Such a legacy is deserving of a great biography of course. Sadly though, this isn’t it. Prine may have turned down his interview request, but author Huffman makes no attempt to talk to friends, family, colleagues or fellow musicians to build a portrait of his subject.

The result is that he merely sketches in the facts, taking us through Prine’s albums in chronological order and digging out old quotes in what amounts to a glorified cut‘n’paste exercise.

Arresting details occasionally surface (Prine’s attitude to lack of commercial success; an unfortunate encounter with Dustin Hoffman), but Huffman’s quarry remains maddeningly elusive./o:p


Rob Hughes

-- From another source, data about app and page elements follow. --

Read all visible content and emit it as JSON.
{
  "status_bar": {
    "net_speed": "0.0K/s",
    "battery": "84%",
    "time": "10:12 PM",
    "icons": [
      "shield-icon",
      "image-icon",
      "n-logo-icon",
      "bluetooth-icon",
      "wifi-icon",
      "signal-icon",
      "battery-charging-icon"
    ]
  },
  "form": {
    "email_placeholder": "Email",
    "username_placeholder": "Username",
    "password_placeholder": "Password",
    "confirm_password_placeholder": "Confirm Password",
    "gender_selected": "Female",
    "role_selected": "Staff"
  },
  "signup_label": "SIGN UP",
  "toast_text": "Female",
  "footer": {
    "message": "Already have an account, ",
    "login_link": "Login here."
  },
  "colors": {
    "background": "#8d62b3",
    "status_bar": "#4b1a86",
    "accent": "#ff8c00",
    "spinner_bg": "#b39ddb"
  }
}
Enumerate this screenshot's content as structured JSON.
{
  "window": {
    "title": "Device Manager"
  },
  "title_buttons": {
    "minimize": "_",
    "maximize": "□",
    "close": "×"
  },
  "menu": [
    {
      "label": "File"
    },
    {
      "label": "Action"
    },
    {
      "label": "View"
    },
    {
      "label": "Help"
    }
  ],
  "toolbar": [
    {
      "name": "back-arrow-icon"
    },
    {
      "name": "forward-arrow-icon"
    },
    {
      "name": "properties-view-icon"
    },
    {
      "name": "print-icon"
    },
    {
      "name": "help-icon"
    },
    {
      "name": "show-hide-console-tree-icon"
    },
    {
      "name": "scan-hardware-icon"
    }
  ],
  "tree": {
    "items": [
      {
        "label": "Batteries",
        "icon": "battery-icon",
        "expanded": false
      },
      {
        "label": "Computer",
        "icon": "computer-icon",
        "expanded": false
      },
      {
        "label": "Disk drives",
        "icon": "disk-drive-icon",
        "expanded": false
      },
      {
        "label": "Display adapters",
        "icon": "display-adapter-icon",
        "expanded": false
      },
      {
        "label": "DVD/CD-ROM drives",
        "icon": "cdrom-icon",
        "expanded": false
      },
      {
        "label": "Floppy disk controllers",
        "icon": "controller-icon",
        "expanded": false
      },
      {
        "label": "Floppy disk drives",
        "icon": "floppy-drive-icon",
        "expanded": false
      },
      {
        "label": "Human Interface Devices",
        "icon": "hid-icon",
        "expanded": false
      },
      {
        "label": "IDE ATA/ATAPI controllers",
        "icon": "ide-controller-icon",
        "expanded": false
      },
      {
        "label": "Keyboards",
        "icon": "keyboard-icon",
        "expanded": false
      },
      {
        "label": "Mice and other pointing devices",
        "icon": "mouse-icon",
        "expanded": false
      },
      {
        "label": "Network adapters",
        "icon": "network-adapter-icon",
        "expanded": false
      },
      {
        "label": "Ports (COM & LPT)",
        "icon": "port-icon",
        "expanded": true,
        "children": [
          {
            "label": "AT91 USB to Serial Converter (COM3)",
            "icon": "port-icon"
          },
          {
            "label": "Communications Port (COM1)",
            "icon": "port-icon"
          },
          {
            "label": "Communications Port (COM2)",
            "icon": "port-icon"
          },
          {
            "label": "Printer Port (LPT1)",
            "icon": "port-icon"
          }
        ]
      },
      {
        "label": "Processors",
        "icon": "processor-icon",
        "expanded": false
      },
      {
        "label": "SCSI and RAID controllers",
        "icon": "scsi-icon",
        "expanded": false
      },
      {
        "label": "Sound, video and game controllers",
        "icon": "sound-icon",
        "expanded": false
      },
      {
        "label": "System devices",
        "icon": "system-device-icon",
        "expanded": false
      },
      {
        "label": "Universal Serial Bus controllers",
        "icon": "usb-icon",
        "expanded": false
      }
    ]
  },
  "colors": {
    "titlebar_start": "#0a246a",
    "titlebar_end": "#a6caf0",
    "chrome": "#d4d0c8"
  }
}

Freelance writer for Classic Rock since 2008, and sister title Prog since its inception in 2009. Regular contributor to Uncut magazine for over 20 years. Other clients include Word magazine, Record Collector, The Guardian, Sunday Times, The Telegraph and When Saturday Comes. Alongside Marc Riley, co-presenter of long-running A-Z Of David Bowie podcast. Also appears twice a week on Riley’s BBC6 radio show, rifling through old copies of the NME and Melody Maker in the Parallel Universe slot. Designed Aston Villa’s kit during a previous life as a sportswear designer. Geezer Butler told him he loved the all-black away strip.